Comedy can predict the future and be bitterly critical.
On the same day Jon Stewart, the US satirist and TV host, told us on Bassem Youssef’s Albernameg television show that Egyptian president Mohamed Mursi has appointed him as the governor of Luxor and that he had grown his beard to resemble members of the Muslim Brotherhood, we read in Asharq Al-Awsat leaks from Al-Gama’a Al-Islamiyya leadership that the new governor of Luxor, engineer Adel Al-Khayat, had offered his resignation to president Mursi after only a few days in office.
The new governor belongs to the group which committed a well-known massacre in Luxor in 1997, Egypt’s richest archaeological site, killing 58 tourists from Switzerland, Japan and other countries as well as Egyptian citizens.

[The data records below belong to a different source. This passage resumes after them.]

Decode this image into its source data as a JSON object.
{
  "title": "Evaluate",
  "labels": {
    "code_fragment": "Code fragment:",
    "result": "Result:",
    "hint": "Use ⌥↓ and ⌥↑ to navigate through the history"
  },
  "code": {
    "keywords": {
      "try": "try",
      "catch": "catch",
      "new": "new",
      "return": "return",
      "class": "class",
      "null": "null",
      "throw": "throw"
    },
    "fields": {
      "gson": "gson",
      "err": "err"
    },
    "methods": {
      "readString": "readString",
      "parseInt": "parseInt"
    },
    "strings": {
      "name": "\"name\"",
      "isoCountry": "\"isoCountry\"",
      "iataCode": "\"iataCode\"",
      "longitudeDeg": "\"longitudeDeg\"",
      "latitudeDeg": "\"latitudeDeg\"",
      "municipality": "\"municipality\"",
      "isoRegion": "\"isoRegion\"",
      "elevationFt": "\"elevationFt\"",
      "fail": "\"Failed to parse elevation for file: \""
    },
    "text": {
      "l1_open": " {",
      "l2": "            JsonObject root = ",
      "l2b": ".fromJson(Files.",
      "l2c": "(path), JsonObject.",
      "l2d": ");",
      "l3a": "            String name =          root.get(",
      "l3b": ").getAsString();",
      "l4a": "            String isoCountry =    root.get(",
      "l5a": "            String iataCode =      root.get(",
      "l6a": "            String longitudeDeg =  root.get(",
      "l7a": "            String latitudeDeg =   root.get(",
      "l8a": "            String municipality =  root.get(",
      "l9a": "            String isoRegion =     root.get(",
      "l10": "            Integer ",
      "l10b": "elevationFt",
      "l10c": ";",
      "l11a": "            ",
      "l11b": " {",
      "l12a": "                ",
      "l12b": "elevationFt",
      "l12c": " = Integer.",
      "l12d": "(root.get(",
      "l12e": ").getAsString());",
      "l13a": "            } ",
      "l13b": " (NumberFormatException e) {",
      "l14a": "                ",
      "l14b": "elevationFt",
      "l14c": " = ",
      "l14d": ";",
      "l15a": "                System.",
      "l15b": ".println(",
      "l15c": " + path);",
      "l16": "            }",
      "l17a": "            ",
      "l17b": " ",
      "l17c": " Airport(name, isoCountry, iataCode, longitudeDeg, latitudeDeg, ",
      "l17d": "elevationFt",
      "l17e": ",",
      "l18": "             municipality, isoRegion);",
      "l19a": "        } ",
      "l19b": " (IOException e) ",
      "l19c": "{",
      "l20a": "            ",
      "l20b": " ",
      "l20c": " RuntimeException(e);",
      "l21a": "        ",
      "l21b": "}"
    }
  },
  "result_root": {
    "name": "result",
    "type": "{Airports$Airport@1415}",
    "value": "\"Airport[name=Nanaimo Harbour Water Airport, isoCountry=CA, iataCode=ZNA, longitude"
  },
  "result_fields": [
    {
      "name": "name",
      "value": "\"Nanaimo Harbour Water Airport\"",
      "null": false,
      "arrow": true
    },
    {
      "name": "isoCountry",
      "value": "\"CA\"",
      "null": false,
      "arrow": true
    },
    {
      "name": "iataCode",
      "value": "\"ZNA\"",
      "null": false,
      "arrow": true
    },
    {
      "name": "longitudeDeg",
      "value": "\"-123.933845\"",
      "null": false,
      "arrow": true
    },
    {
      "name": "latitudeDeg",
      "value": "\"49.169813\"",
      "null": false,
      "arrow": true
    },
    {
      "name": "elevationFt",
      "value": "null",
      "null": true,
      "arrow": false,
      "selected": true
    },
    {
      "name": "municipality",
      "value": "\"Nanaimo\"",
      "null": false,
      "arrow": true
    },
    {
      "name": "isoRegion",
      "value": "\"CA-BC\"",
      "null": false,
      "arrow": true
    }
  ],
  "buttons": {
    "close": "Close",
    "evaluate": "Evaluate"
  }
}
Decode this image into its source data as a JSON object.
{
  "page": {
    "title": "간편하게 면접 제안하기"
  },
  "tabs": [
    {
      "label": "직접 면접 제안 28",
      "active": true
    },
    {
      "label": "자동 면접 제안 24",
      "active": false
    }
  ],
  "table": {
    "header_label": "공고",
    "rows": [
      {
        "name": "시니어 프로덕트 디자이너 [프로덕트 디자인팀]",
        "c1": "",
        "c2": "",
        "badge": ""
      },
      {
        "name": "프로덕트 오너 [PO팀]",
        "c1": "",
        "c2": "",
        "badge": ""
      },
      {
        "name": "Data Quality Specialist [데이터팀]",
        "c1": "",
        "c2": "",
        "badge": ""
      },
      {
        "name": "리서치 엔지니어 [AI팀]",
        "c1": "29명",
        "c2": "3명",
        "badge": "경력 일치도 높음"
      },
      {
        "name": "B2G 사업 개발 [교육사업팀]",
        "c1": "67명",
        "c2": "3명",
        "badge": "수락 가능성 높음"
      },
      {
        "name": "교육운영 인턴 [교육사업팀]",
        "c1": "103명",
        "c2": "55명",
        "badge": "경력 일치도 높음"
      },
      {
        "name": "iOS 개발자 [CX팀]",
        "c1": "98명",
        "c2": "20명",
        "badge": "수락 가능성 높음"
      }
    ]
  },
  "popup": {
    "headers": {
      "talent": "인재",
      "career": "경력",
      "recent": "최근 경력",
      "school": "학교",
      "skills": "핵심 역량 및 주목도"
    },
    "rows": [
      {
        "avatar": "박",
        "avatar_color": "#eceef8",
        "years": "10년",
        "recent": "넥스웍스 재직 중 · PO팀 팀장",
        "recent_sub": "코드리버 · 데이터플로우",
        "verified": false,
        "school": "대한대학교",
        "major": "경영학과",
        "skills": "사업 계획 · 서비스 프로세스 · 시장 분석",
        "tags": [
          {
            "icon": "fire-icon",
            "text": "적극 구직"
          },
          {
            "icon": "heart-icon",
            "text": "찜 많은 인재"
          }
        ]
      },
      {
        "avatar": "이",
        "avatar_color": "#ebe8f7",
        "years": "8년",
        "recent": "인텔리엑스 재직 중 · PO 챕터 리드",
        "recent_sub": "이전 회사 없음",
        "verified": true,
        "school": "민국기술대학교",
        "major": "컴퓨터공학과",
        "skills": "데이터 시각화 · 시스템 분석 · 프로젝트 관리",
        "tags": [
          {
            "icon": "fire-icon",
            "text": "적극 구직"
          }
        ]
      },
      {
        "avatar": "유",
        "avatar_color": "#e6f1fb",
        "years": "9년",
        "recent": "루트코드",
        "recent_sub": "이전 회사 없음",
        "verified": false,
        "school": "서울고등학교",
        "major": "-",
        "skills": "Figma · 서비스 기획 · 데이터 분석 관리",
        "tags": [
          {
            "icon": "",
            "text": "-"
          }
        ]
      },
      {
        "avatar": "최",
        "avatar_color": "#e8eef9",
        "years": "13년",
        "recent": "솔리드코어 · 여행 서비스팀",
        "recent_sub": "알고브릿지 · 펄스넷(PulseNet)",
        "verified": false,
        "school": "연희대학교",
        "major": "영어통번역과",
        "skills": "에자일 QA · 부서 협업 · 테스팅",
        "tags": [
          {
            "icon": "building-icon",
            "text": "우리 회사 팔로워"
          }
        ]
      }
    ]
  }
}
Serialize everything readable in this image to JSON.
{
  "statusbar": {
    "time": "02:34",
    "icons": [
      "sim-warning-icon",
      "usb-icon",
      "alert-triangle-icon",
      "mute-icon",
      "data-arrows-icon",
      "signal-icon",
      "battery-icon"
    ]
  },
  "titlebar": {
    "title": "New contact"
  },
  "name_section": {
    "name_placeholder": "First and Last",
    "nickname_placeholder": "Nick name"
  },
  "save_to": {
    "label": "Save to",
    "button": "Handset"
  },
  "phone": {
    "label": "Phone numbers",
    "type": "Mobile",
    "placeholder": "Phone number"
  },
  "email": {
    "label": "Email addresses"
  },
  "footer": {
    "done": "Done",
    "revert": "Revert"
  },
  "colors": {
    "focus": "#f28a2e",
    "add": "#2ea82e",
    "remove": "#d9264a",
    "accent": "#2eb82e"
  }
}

The president’s decision to appoint a member of this group as Luxor governor is strange given the post’s sensitivity and the fact that the city’s economy is based on archaeological tourism, with people from countries around the world—mostly non-Arabs—visiting the city.
The decision came at a time when Egypt’s economy, particularly the sensitive tourism sector, is suffering from a loss of confidence. Hisham Zazou, the hard-working minister of tourism who is on a semi-impossible mission promoting tourism in Egypt, submitted his resignation to Hisham Qandil in a show of protest against this disappointing decision. However, the prime minister has refused to accept the minister’s resignation.
It is understood that allies are to be appeased with governmental posts and authority; and there is nothing wrong with this in the language of politics. What is strange is the nature of the post and the new governor himself who is inappropriate to the city’s cultural needs. I do not think the decision is a part of a Brotherhood plot to set a trap for the Al-Gama’a Al-Islamiyya which will fail in running tourism affairs in Luxor, as some are deluded to believe in a conspiracy-theory obsessed analysis. This appointment of the governor is a poor and hasty decision, one of the many decisions that characterize much of our Arab culture.
We do not appoint officials according to criteria of quality and proficiency but rather according to loyalty and personal interests. With the passage of time, posts have lost their value and titles become trivial.
Traditionally, appointment of advisors and ambassadors—in some countries even members of the senate—become a form of consolation prize. In some cases, opponents of culture are appointed in the field of culture and some who bear malice towards journalists and journalism are even appointed as information ministers! Most of the political and executive posts in the Arab world take the form of consolation prizes or a means to retain allegiance.
Up till now, only few fields remain unaffected by this generosity, such as health and banking sectors. In fact, even these have become marred by corruption.
It is a hopeless case!